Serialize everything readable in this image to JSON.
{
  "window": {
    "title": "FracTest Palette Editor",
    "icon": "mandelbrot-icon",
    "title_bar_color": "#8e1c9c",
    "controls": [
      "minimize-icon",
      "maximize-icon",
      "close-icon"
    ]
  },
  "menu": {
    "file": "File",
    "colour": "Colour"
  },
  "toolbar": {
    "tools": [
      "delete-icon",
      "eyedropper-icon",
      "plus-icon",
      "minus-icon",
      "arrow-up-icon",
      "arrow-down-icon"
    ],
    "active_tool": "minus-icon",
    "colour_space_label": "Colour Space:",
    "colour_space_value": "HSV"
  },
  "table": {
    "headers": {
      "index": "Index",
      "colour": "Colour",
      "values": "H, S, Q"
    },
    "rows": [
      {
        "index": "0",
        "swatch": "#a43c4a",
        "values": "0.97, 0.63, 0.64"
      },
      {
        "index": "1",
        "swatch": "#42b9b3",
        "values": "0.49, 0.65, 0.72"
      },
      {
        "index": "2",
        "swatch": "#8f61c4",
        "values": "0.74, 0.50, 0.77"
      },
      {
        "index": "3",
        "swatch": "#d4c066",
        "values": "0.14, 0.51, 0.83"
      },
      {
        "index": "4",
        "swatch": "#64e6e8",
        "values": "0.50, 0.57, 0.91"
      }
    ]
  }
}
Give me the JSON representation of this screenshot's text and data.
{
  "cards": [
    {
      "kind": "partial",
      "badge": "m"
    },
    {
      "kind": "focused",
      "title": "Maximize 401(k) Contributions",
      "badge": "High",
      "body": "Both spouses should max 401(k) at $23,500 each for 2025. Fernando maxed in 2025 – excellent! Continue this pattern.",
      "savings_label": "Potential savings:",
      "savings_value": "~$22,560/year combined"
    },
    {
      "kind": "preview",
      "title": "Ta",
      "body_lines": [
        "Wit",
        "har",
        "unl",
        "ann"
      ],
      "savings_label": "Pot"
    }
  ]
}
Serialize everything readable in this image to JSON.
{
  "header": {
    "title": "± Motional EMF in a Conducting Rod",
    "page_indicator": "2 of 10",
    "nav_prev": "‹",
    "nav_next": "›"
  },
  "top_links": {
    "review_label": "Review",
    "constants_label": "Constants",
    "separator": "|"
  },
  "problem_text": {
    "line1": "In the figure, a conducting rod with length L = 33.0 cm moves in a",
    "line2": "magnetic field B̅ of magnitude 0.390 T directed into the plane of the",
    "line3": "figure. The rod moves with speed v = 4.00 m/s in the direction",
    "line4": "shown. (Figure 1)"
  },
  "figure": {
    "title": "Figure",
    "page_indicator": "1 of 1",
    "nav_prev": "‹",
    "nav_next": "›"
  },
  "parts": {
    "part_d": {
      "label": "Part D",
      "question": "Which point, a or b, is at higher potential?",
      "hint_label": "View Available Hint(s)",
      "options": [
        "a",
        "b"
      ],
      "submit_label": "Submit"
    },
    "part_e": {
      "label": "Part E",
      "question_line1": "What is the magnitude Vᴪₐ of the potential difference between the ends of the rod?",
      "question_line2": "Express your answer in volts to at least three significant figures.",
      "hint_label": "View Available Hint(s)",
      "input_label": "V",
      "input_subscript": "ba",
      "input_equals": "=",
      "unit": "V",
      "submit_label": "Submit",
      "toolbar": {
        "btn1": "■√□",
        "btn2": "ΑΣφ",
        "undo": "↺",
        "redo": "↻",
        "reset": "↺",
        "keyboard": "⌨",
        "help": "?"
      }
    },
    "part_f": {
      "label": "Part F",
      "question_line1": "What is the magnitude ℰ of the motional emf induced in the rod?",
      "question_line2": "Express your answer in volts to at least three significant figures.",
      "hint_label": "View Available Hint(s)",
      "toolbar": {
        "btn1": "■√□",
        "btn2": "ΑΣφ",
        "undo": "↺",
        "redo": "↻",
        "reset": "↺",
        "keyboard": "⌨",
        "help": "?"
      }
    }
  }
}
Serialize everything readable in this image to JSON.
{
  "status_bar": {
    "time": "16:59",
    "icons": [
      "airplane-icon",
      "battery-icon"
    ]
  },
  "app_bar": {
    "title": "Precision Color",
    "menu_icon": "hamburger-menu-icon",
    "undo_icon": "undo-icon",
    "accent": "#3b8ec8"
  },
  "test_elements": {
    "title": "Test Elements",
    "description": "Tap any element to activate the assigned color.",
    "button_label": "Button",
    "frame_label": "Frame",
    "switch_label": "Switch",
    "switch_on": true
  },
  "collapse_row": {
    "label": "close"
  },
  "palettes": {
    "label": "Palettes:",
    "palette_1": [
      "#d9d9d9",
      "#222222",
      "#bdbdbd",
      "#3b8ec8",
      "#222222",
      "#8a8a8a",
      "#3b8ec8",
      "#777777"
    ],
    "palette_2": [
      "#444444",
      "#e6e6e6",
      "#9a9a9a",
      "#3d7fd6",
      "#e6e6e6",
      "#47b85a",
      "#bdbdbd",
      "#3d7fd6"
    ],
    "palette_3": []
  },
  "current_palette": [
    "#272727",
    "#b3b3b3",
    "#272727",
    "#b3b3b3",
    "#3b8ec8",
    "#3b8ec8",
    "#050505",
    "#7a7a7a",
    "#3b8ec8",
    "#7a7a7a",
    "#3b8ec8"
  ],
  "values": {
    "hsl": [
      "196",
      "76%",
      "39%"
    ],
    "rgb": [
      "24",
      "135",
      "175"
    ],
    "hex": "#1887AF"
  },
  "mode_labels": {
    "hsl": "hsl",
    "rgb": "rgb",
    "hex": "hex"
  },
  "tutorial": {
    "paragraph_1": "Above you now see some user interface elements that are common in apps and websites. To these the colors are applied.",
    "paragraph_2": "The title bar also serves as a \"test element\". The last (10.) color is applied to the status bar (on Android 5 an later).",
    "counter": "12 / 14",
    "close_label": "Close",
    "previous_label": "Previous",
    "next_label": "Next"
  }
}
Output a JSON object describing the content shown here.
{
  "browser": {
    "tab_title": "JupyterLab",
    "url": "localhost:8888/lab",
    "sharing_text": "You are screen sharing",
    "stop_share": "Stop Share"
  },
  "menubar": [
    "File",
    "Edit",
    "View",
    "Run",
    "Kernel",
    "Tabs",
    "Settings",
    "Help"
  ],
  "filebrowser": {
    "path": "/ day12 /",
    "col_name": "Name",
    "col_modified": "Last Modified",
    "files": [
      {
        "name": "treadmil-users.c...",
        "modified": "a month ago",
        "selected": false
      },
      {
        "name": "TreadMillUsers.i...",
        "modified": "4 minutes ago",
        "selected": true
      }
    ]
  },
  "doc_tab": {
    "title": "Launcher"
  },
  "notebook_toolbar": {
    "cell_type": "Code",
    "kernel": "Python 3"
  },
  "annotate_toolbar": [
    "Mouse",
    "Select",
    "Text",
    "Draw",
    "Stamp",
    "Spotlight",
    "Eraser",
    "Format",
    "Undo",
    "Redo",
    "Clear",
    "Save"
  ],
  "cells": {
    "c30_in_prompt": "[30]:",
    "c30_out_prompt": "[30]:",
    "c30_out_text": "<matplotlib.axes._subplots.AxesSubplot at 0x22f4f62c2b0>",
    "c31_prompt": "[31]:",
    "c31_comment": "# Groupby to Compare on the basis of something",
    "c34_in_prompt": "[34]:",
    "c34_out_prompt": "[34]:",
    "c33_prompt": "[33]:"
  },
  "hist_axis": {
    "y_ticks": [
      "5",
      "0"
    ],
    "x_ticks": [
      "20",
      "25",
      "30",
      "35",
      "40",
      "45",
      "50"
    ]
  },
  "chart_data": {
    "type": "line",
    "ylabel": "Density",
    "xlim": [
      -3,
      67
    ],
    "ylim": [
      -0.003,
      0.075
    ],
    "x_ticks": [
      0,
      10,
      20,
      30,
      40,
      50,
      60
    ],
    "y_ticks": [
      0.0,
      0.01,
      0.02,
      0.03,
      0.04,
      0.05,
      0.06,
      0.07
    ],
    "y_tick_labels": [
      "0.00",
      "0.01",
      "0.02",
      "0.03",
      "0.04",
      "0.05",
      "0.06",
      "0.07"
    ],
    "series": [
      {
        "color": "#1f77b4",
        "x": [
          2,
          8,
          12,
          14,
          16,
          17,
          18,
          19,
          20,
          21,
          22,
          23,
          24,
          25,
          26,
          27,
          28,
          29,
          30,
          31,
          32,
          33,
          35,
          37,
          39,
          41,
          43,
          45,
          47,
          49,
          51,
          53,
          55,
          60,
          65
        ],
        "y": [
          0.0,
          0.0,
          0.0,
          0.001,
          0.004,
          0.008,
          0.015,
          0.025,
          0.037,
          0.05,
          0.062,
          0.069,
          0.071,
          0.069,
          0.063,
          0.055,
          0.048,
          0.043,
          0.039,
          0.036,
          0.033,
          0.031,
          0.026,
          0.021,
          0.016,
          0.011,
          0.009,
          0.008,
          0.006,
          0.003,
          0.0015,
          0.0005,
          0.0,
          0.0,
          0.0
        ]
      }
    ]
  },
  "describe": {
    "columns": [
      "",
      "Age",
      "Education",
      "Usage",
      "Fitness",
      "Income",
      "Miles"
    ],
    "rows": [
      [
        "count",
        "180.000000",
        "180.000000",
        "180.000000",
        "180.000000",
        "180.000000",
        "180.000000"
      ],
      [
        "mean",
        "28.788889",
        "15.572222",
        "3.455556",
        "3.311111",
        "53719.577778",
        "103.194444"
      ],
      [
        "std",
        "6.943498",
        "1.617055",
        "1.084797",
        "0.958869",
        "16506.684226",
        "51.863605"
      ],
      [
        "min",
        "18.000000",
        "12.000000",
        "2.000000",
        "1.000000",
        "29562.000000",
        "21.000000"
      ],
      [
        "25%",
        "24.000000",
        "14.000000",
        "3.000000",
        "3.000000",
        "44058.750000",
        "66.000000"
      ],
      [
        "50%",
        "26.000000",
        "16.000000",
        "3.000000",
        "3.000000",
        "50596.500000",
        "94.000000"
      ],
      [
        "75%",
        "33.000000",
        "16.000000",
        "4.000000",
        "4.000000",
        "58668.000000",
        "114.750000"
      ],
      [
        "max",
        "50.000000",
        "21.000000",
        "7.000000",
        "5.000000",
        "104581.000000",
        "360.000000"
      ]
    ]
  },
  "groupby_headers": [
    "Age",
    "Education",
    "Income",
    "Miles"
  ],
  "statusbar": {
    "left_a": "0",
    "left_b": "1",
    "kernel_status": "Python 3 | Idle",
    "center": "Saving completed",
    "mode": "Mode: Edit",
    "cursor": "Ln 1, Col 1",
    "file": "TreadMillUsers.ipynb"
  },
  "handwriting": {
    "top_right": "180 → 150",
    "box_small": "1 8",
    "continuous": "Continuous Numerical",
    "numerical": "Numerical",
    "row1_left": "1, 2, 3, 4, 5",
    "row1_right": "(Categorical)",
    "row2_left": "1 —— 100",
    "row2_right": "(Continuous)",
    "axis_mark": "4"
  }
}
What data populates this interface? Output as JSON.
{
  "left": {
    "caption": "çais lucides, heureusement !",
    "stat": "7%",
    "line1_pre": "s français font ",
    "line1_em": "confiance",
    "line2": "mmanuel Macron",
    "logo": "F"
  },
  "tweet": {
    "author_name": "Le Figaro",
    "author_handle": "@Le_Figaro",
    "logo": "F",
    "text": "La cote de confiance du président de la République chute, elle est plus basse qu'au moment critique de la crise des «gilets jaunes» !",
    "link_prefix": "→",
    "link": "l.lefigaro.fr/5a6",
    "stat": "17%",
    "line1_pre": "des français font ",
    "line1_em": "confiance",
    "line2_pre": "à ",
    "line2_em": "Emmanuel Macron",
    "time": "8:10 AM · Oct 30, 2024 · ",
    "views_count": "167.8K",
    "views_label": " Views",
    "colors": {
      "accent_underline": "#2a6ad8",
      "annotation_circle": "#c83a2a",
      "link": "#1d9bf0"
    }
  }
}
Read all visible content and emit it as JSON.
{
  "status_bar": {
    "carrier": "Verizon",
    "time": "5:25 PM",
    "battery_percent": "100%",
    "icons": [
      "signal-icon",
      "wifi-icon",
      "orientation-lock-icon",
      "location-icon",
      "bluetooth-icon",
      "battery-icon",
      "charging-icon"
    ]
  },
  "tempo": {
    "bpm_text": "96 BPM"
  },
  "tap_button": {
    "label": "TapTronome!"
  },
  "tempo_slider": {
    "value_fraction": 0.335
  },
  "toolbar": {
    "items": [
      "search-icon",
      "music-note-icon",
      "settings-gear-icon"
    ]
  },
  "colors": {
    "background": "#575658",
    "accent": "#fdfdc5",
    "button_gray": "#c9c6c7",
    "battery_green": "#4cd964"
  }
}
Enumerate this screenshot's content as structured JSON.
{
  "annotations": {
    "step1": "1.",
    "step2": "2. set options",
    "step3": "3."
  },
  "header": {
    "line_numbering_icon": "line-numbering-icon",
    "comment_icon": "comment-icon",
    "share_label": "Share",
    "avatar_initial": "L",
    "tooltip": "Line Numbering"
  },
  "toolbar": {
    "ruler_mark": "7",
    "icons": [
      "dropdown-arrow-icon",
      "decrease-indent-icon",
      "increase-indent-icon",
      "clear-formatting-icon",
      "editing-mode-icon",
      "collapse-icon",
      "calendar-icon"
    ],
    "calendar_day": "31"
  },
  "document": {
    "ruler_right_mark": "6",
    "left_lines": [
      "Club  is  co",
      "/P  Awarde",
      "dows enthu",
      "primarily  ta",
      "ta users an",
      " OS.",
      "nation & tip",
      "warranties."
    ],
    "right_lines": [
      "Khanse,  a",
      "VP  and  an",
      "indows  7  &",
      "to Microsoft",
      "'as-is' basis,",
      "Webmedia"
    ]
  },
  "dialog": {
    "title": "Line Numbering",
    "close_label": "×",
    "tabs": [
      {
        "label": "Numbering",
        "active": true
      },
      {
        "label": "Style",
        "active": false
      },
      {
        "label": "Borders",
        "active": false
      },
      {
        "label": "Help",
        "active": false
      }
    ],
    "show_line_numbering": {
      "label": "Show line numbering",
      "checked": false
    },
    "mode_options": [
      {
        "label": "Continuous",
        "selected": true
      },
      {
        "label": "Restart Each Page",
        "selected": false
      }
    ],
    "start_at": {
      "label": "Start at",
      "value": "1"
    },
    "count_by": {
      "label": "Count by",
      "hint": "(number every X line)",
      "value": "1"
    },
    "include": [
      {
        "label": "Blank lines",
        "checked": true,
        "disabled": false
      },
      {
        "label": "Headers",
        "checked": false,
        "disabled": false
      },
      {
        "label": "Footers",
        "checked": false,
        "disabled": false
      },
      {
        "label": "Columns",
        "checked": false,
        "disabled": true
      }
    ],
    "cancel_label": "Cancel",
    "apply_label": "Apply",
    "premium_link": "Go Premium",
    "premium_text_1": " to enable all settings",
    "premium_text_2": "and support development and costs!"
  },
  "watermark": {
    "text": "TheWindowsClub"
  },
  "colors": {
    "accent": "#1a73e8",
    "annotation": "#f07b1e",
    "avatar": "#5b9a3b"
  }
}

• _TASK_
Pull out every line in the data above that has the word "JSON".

• _ANSWER TO THIS PROBLEM_
Serialize everything readable in this image to JSON.
Give me the JSON representation of this screenshot's text and data.
Serialize everything readable in this image to JSON.
Serialize everything readable in this image to JSON.
Output a JSON object describing the content shown here.
What data populates this interface? Output as JSON.
Read all visible content and emit it as JSON.
Enumerate this screenshot's content as structured JSON.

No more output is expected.